** Opening DATA TO PROCESS block **

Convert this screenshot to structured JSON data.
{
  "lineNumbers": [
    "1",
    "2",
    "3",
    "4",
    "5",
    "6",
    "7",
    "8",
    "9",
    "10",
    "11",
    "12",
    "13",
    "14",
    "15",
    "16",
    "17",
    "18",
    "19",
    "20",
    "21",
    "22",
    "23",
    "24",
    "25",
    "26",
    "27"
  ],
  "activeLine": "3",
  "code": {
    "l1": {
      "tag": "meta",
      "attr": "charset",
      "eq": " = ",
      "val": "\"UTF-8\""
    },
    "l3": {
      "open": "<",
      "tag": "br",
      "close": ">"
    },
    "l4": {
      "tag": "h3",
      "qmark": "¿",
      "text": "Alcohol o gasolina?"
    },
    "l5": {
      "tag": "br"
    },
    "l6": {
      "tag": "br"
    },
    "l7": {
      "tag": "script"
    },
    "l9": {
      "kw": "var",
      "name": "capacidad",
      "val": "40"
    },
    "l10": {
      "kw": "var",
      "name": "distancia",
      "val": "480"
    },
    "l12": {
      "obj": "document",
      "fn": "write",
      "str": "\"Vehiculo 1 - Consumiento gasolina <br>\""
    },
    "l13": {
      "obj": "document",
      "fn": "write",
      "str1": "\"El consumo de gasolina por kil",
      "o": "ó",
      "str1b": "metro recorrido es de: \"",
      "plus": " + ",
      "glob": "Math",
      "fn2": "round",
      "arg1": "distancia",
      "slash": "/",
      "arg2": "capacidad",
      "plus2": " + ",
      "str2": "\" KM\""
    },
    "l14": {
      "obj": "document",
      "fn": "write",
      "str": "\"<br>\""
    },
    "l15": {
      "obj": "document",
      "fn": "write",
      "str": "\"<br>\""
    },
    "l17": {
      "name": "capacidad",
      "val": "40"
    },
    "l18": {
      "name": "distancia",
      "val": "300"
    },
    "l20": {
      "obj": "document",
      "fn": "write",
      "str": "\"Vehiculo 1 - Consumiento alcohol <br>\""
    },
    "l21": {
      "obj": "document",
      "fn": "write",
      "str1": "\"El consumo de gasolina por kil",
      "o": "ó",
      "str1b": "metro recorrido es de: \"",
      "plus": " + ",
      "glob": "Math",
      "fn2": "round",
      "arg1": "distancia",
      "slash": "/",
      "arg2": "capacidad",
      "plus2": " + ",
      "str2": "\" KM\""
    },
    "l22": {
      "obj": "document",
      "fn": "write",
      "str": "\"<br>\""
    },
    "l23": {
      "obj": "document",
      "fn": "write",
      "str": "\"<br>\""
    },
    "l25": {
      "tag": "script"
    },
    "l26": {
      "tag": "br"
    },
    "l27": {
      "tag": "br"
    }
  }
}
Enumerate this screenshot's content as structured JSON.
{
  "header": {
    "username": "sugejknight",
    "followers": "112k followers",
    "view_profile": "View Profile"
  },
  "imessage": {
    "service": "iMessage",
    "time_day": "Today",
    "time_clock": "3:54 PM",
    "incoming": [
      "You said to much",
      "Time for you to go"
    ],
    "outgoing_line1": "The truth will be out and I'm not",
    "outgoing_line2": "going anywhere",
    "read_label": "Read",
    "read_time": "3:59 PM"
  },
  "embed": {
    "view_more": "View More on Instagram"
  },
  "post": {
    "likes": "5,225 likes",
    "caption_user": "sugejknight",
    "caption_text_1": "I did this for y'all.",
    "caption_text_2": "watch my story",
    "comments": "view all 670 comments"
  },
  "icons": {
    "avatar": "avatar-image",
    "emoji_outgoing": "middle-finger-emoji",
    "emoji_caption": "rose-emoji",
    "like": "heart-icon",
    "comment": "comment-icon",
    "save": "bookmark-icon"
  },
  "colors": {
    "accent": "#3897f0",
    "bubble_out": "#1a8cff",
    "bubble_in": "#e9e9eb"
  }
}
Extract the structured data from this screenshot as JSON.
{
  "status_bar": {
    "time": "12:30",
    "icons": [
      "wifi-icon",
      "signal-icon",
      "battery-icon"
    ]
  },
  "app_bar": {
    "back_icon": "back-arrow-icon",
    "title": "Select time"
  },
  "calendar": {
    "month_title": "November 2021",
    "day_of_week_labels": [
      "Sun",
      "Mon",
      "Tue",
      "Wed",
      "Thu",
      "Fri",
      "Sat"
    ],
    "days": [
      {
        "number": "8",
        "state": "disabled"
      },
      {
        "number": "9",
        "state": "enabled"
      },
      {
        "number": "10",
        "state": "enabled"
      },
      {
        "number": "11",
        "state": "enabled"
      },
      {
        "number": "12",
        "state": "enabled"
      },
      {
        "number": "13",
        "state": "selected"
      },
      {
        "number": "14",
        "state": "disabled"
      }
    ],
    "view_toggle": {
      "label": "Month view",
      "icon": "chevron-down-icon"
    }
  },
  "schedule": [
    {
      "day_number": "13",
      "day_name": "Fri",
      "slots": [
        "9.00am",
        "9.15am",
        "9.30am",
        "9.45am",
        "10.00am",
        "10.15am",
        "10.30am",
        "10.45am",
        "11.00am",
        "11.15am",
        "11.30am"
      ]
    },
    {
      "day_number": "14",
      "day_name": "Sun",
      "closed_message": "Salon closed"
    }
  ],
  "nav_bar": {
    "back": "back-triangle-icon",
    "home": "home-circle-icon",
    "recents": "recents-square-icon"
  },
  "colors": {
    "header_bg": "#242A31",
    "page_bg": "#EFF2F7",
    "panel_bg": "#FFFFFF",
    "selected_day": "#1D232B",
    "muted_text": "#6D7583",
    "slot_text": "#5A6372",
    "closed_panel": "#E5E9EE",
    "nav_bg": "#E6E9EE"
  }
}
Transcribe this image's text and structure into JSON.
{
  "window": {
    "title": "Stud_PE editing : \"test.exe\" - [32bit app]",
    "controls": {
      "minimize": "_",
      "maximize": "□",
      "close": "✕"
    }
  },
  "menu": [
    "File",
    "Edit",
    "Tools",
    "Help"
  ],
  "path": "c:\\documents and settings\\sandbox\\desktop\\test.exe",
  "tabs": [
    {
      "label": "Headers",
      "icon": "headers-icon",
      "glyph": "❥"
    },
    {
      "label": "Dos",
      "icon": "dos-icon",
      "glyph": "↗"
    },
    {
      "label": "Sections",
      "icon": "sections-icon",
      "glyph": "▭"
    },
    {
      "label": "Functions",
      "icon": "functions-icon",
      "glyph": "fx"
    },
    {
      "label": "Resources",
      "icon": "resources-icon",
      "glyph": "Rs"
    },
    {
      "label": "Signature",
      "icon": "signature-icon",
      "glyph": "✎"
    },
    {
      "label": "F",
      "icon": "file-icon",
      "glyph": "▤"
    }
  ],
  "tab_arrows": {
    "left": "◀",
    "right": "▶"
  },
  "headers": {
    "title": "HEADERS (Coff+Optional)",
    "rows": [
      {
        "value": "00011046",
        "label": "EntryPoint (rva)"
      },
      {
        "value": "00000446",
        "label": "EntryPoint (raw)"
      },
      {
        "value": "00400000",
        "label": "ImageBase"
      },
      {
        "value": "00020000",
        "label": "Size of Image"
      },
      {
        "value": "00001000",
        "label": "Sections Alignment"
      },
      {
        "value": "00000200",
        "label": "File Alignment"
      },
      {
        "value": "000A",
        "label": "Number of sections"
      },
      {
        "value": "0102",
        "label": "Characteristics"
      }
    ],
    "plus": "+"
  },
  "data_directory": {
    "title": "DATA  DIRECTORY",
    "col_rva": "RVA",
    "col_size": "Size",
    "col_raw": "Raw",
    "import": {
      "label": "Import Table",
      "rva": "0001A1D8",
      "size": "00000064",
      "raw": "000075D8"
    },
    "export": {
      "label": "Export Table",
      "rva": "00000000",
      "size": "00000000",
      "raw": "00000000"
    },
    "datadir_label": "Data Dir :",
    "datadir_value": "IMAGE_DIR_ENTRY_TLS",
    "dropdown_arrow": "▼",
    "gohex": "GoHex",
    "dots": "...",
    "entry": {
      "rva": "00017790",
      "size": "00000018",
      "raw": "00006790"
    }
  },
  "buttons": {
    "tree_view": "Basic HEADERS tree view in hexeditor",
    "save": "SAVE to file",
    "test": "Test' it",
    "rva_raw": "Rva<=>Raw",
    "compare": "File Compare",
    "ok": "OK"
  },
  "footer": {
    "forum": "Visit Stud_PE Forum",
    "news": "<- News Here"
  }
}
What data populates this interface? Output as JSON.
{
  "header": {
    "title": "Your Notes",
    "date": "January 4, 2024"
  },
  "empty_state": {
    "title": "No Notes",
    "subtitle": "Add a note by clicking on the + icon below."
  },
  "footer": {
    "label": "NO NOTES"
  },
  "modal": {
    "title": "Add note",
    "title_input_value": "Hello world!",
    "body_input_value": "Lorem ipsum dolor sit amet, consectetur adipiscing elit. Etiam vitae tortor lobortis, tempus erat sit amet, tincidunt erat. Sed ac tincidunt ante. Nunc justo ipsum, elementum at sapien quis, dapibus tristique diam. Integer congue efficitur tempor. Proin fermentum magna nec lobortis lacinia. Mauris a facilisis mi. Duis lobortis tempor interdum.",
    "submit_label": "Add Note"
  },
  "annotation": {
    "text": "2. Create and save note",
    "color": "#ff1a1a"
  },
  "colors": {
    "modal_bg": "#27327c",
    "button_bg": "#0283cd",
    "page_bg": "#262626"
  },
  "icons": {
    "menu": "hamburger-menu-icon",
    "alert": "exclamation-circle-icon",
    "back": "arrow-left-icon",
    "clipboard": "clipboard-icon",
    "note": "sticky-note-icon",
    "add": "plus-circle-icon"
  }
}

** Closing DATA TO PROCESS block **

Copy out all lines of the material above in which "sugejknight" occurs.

## [ANSWER TO THE EXERCISE]
    "username": "sugejknight",
    "caption_user": "sugejknight",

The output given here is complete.